But most important, Corrections says the "functional" layout and design of the new site will change the maximum security scene, with "dual secure separated corridors and remote electronic control of housing and prisoner movements.
These design features will allow prisoners to access services with less need for prisoners to be escorted off their unit. This will enable the prison to be operated more safely and efficiently."
Cell sizes will rise from 5.8sq m in the Delta Unit of the old Auckland East prison and 8.5sq m in a standard Auckland South Corrections cell to 9sq m in the new buildings. All the cells are for single occupancy.
Asked to respond to the view that prisoners got too much, Smith said: "If you just take things off people, you leave them with nothing to lose."
Four new buildings are linked to a central services building by secure internal walkways.
"Existing units 1 to 5 are linked to central services via secure walkways and lower security units 6, 8 and 9 share some of the facility's core services," Corrections said.
Andy Langley, Auckland Prison director, said maximum security inmates would spend around 19 to 20 hours a day in cells.
But the new prison had a strong emphasis on rehabilitation including industry training, treatment and education, with programmes aimed to prevent re-offending, he said.
One workroom is for joinery and other trades and prisoners in the old building already build pest traps for the Department of Conservation.
Their work is on display at the main entry building to the new site, closer to Paremoremo Rd than the old prison.
Corrections said more than 90 per cent of prisoners had a lifetime diagnosis of mental health or substance abuse issues. The new prison had a health unit for more efficient treatment on the site.
Each unit also has health services areas for daily health needs including doctors' visits.
"This reduces the need for prisoner movements around the facility or to external providers, which increases safety," Corrections said.
Smith said today: "As New Zealand's only specialist maximum security facility for male prisoners, staff at Auckland Prison manage our country's most complex, volatile and dangerous people.

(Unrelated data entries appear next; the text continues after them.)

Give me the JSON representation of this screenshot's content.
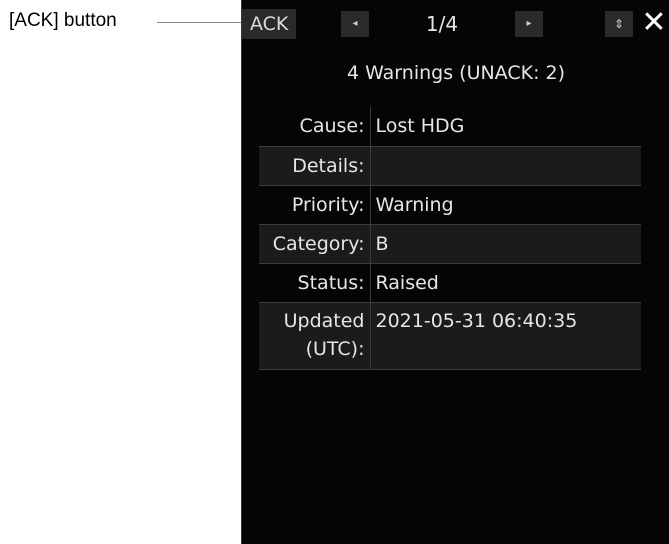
{
  "annotation": {
    "label": "[ACK] button"
  },
  "toolbar": {
    "ack_label": "ACK",
    "prev_glyph": "◂",
    "next_glyph": "▸",
    "page_indicator": "1/4",
    "updown_glyph": "⇕",
    "close_glyph": "✕"
  },
  "summary": "4 Warnings (UNACK: 2)",
  "details": [
    {
      "key": "Cause:",
      "value": "Lost HDG"
    },
    {
      "key": "Details:",
      "value": ""
    },
    {
      "key": "Priority:",
      "value": "Warning"
    },
    {
      "key": "Category:",
      "value": "B"
    },
    {
      "key": "Status:",
      "value": "Raised"
    },
    {
      "key_line1": "Updated",
      "key_line2": "(UTC):",
      "value": "2021-05-31 06:40:35"
    }
  ]
}
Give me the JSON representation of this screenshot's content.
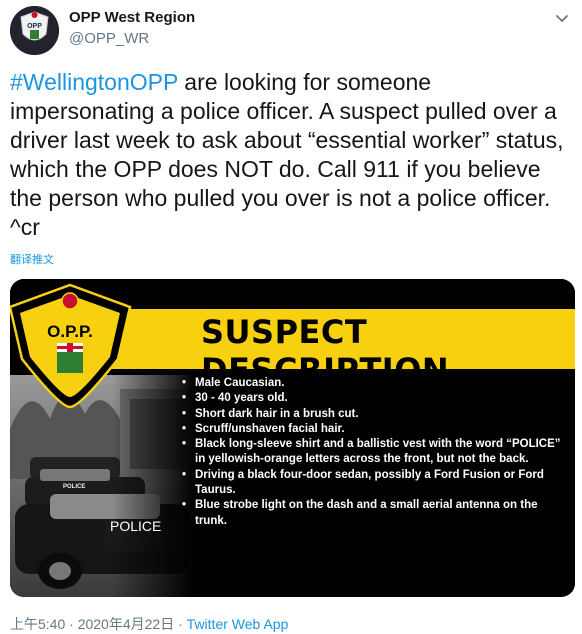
{
  "account": {
    "display_name": "OPP West Region",
    "handle": "@OPP_WR",
    "avatar_text": "OPP"
  },
  "tweet": {
    "hashtag": "#WellingtonOPP",
    "body": " are looking for someone impersonating a police officer.  A suspect pulled over a driver last week to ask about “essential worker” status, which the OPP does NOT do. Call 911 if you believe the person who pulled you over is not a police officer. ^cr",
    "translate_label": "翻译推文"
  },
  "image": {
    "logo_text": "O.P.P.",
    "headline": "SUSPECT DESCRIPTION",
    "car_label_1": "POLICE",
    "car_label_2": "POLICE",
    "bullets": [
      "Male Caucasian.",
      "30 - 40 years old.",
      "Short dark hair in a brush cut.",
      "Scruff/unshaven facial hair.",
      "Black long-sleeve shirt and a ballistic vest with the word “POLICE” in yellowish-orange letters across the front, but not the back.",
      "Driving a black four-door sedan, possibly a Ford Fusion or Ford Taurus.",
      "Blue strobe light on the dash and a small aerial antenna on the trunk."
    ],
    "colors": {
      "yellow": "#f7d10f",
      "black": "#000000",
      "logo_green": "#2f7d32",
      "logo_red": "#c8102e"
    }
  },
  "meta": {
    "time": "上午5:40",
    "sep": " · ",
    "date": "2020年4月22日",
    "sep2": " · ",
    "app": "Twitter Web App"
  },
  "colors": {
    "link": "#1b95e0",
    "muted": "#657786",
    "text": "#14171a"
  }
}
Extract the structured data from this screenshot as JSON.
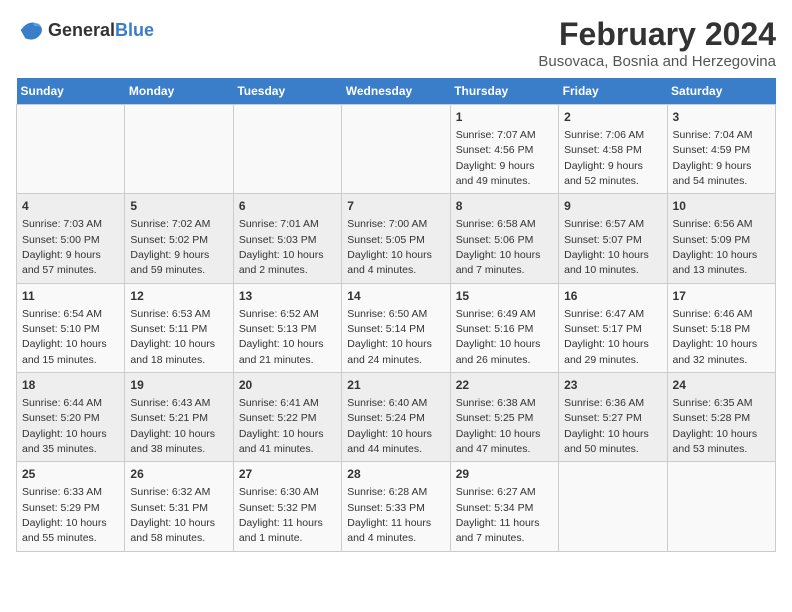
{
  "logo": {
    "general": "General",
    "blue": "Blue"
  },
  "title": "February 2024",
  "subtitle": "Busovaca, Bosnia and Herzegovina",
  "weekdays": [
    "Sunday",
    "Monday",
    "Tuesday",
    "Wednesday",
    "Thursday",
    "Friday",
    "Saturday"
  ],
  "weeks": [
    [
      {
        "day": "",
        "info": ""
      },
      {
        "day": "",
        "info": ""
      },
      {
        "day": "",
        "info": ""
      },
      {
        "day": "",
        "info": ""
      },
      {
        "day": "1",
        "info": "Sunrise: 7:07 AM\nSunset: 4:56 PM\nDaylight: 9 hours and 49 minutes."
      },
      {
        "day": "2",
        "info": "Sunrise: 7:06 AM\nSunset: 4:58 PM\nDaylight: 9 hours and 52 minutes."
      },
      {
        "day": "3",
        "info": "Sunrise: 7:04 AM\nSunset: 4:59 PM\nDaylight: 9 hours and 54 minutes."
      }
    ],
    [
      {
        "day": "4",
        "info": "Sunrise: 7:03 AM\nSunset: 5:00 PM\nDaylight: 9 hours and 57 minutes."
      },
      {
        "day": "5",
        "info": "Sunrise: 7:02 AM\nSunset: 5:02 PM\nDaylight: 9 hours and 59 minutes."
      },
      {
        "day": "6",
        "info": "Sunrise: 7:01 AM\nSunset: 5:03 PM\nDaylight: 10 hours and 2 minutes."
      },
      {
        "day": "7",
        "info": "Sunrise: 7:00 AM\nSunset: 5:05 PM\nDaylight: 10 hours and 4 minutes."
      },
      {
        "day": "8",
        "info": "Sunrise: 6:58 AM\nSunset: 5:06 PM\nDaylight: 10 hours and 7 minutes."
      },
      {
        "day": "9",
        "info": "Sunrise: 6:57 AM\nSunset: 5:07 PM\nDaylight: 10 hours and 10 minutes."
      },
      {
        "day": "10",
        "info": "Sunrise: 6:56 AM\nSunset: 5:09 PM\nDaylight: 10 hours and 13 minutes."
      }
    ],
    [
      {
        "day": "11",
        "info": "Sunrise: 6:54 AM\nSunset: 5:10 PM\nDaylight: 10 hours and 15 minutes."
      },
      {
        "day": "12",
        "info": "Sunrise: 6:53 AM\nSunset: 5:11 PM\nDaylight: 10 hours and 18 minutes."
      },
      {
        "day": "13",
        "info": "Sunrise: 6:52 AM\nSunset: 5:13 PM\nDaylight: 10 hours and 21 minutes."
      },
      {
        "day": "14",
        "info": "Sunrise: 6:50 AM\nSunset: 5:14 PM\nDaylight: 10 hours and 24 minutes."
      },
      {
        "day": "15",
        "info": "Sunrise: 6:49 AM\nSunset: 5:16 PM\nDaylight: 10 hours and 26 minutes."
      },
      {
        "day": "16",
        "info": "Sunrise: 6:47 AM\nSunset: 5:17 PM\nDaylight: 10 hours and 29 minutes."
      },
      {
        "day": "17",
        "info": "Sunrise: 6:46 AM\nSunset: 5:18 PM\nDaylight: 10 hours and 32 minutes."
      }
    ],
    [
      {
        "day": "18",
        "info": "Sunrise: 6:44 AM\nSunset: 5:20 PM\nDaylight: 10 hours and 35 minutes."
      },
      {
        "day": "19",
        "info": "Sunrise: 6:43 AM\nSunset: 5:21 PM\nDaylight: 10 hours and 38 minutes."
      },
      {
        "day": "20",
        "info": "Sunrise: 6:41 AM\nSunset: 5:22 PM\nDaylight: 10 hours and 41 minutes."
      },
      {
        "day": "21",
        "info": "Sunrise: 6:40 AM\nSunset: 5:24 PM\nDaylight: 10 hours and 44 minutes."
      },
      {
        "day": "22",
        "info": "Sunrise: 6:38 AM\nSunset: 5:25 PM\nDaylight: 10 hours and 47 minutes."
      },
      {
        "day": "23",
        "info": "Sunrise: 6:36 AM\nSunset: 5:27 PM\nDaylight: 10 hours and 50 minutes."
      },
      {
        "day": "24",
        "info": "Sunrise: 6:35 AM\nSunset: 5:28 PM\nDaylight: 10 hours and 53 minutes."
      }
    ],
    [
      {
        "day": "25",
        "info": "Sunrise: 6:33 AM\nSunset: 5:29 PM\nDaylight: 10 hours and 55 minutes."
      },
      {
        "day": "26",
        "info": "Sunrise: 6:32 AM\nSunset: 5:31 PM\nDaylight: 10 hours and 58 minutes."
      },
      {
        "day": "27",
        "info": "Sunrise: 6:30 AM\nSunset: 5:32 PM\nDaylight: 11 hours and 1 minute."
      },
      {
        "day": "28",
        "info": "Sunrise: 6:28 AM\nSunset: 5:33 PM\nDaylight: 11 hours and 4 minutes."
      },
      {
        "day": "29",
        "info": "Sunrise: 6:27 AM\nSunset: 5:34 PM\nDaylight: 11 hours and 7 minutes."
      },
      {
        "day": "",
        "info": ""
      },
      {
        "day": "",
        "info": ""
      }
    ]
  ]
}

I want them to be working in the safest environment possible.
"The old maximum security prison was built 50 years ago, and was designed for a very different time and purpose. Technology has changed, as has the way we deliver rehabilitation and support to prisoners with mental health issues. The old units were well past their use-by date and not fit-for purpose.
"Safety and security have been the top priority in this redevelopment. We now have a modern facility that will ensure significantly safer, better conditions for staff, prisoners and visitors," Smith said.
And, unlike the old building, cells in the new building have toilets, showers and exterior windows for natural light. Bars are no longer vertical but horizontal.